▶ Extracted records
☆ ☆ ☆ ☆

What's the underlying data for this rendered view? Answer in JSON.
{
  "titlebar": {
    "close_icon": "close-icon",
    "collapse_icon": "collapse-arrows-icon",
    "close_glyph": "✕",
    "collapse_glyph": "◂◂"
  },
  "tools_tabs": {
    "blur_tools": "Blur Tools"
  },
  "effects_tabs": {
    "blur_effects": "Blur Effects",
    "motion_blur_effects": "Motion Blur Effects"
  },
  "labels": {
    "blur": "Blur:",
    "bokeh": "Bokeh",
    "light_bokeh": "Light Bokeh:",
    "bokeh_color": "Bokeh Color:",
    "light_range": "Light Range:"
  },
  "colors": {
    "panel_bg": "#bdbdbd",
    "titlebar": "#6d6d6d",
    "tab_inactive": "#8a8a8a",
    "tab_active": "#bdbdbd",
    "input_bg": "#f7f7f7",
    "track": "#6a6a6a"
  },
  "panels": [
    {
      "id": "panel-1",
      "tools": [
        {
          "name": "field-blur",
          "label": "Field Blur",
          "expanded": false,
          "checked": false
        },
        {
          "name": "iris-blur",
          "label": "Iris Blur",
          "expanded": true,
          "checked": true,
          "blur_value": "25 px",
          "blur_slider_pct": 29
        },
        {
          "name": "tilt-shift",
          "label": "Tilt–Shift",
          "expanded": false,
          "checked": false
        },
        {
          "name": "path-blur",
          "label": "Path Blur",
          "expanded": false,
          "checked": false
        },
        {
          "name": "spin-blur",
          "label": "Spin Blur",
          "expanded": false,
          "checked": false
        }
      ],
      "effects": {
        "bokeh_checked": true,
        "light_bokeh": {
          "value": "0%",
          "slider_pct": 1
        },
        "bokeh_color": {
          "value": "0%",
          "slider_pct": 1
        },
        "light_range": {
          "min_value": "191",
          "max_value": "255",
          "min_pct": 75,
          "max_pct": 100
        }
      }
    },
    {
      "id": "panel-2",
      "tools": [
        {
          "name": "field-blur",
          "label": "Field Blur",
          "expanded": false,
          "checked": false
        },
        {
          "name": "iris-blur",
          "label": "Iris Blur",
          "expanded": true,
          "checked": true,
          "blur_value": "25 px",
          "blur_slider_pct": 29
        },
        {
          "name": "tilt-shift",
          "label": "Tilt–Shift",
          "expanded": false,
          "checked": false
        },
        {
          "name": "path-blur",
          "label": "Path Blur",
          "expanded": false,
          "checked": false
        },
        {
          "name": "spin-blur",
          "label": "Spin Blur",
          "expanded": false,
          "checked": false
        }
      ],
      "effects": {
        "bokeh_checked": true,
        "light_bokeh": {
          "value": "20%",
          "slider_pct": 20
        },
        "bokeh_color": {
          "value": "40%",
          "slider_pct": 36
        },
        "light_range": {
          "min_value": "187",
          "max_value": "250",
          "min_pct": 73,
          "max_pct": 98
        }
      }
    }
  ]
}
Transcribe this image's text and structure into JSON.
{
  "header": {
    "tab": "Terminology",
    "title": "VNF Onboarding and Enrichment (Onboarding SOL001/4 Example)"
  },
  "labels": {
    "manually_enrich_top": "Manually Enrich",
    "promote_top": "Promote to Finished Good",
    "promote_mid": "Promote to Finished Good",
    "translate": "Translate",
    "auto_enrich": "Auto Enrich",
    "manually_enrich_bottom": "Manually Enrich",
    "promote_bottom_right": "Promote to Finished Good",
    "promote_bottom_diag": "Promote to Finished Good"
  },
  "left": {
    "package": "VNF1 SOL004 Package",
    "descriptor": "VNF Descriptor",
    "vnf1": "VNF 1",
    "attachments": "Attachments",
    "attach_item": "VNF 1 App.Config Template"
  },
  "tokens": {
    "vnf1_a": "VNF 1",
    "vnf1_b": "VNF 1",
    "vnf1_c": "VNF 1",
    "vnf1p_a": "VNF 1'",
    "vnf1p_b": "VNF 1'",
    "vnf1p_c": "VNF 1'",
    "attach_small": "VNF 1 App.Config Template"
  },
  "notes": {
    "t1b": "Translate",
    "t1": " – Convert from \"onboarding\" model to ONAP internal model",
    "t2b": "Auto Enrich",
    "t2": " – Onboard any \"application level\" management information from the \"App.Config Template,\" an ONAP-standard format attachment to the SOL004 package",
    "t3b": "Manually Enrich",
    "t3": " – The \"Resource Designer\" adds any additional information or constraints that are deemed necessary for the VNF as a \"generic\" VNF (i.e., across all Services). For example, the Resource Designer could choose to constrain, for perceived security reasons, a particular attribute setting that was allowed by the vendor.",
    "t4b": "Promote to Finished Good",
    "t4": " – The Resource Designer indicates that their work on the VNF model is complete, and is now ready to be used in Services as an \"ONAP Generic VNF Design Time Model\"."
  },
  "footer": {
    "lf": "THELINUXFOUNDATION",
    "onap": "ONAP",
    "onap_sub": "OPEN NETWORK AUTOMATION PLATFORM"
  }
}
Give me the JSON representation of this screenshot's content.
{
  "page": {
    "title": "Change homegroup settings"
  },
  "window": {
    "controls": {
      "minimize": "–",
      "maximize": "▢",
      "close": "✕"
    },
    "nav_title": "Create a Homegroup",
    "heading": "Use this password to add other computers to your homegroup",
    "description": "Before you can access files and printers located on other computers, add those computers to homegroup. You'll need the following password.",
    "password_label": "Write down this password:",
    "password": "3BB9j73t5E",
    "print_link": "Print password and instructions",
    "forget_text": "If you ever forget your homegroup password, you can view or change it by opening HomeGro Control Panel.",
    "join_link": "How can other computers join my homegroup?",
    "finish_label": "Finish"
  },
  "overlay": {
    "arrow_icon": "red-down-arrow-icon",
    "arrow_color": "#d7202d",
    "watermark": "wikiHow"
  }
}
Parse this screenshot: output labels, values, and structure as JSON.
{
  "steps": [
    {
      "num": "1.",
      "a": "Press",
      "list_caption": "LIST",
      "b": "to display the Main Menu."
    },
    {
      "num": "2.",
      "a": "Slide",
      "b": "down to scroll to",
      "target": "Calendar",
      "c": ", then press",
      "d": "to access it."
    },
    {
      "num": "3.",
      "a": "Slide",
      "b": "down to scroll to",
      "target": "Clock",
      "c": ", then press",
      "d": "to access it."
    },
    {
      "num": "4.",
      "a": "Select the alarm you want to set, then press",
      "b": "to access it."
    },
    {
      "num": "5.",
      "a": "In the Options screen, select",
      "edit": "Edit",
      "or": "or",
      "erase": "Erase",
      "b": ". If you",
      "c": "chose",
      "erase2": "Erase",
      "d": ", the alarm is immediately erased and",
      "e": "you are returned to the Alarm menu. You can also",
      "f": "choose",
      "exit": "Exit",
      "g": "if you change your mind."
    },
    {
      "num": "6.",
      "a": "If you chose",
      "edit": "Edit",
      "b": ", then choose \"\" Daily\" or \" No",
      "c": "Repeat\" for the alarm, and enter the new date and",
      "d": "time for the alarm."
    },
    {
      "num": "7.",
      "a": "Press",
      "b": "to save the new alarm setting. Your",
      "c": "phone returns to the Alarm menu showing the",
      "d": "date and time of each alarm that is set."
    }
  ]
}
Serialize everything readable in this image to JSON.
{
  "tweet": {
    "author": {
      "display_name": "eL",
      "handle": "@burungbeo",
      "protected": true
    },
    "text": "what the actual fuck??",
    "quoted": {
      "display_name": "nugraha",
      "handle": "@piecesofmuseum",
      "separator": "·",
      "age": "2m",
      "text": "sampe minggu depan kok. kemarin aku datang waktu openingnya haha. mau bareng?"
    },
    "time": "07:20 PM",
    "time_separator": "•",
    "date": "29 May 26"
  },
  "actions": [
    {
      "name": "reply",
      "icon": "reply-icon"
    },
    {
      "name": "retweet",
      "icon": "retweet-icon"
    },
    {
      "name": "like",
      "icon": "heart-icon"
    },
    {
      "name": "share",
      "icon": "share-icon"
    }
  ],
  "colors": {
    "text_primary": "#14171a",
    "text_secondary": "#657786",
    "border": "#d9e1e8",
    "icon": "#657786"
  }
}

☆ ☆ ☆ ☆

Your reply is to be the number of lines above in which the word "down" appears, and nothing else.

4